He agrees with me. Sir, I am just surprised I am ranked so high. Really tells you about these other guys, huh? 

Maybe. I switch the conversation.

I leave that theater and go to my new command. During the next Chief’s cycle, both the Petty Officers make Chief.

Who would you rather have working for you, the cigarette-eating Chief with jagged edges or the entitled, talented glory hound? The latter could be one of the top Chiefs at any command he goes to. And the former will have his bosses wondering what hole he crawled out of until they see him work. And then they will search for the same hole to get more of him.

Presentation versus competence. It is slippery slope. When deployed, we truly need the competent, rough one.

But at a shore station, guys like that have to brief seniors and be more staff-like. The other Chief might shine there. Still, I can’t stand entitlement, so maybe I want our coffee-veined Chief, the Sailor’s Sailor, at my shore station too.

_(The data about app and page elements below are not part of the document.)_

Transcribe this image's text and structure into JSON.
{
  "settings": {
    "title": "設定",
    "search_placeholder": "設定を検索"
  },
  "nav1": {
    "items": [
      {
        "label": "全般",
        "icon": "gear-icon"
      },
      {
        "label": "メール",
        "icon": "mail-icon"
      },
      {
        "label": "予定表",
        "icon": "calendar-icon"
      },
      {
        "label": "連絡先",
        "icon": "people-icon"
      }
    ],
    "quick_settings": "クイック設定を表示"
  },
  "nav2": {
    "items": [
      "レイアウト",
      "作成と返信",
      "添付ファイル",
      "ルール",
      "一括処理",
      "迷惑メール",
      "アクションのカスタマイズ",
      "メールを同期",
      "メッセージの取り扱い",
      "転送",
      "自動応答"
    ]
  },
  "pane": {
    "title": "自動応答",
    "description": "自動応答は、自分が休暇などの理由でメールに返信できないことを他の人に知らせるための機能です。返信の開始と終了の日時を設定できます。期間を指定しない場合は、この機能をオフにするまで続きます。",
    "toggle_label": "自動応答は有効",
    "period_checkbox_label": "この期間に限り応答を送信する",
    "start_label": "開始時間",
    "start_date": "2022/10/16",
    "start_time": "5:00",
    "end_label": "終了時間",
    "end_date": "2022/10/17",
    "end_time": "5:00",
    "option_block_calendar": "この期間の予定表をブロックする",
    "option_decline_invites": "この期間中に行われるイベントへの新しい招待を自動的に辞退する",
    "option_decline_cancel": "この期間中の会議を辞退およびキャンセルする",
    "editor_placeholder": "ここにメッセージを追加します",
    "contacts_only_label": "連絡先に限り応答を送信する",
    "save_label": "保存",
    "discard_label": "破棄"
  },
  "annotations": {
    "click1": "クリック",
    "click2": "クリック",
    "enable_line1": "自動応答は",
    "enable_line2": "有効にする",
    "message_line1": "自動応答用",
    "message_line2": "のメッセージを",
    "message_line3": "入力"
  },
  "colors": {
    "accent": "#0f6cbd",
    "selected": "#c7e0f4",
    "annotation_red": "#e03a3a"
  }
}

On Skylarking, On Leadership

Good luck goes out to our soccer team.  They are playing in the FIFA Women’s World Cup Final later in the day.

I grew up playing years of soccer in the AYSO league.  On one particular team I had a coach who did not talk to me or offer encouragement.  I blended in and played very poorly. Basically, I “picked daisies.”  In Navy-speak, I skylarked.

They ranked each player, something I did not know at the time, in the league.  The coaches drafted players the next year according to the rank of each player.  Every team received so many top forwards, defenders, etc.

The following year I played for the father of one of my friends.  I remember him encouraging me as he exhorted all of his players.  I played my heart out.  I picked few daisies because I was busy being aggressive.  That coach told my parents: I got a real good deal out of your son. He is quite a surprise to our team.

Leadership is believing in your people, or at the very least treating them all as if you do. They may surprise you.  Expectations of success may bring the same. . .

Update:  As you are probably aware, Japan edged out the United States. Congratulations goes to both teams. . .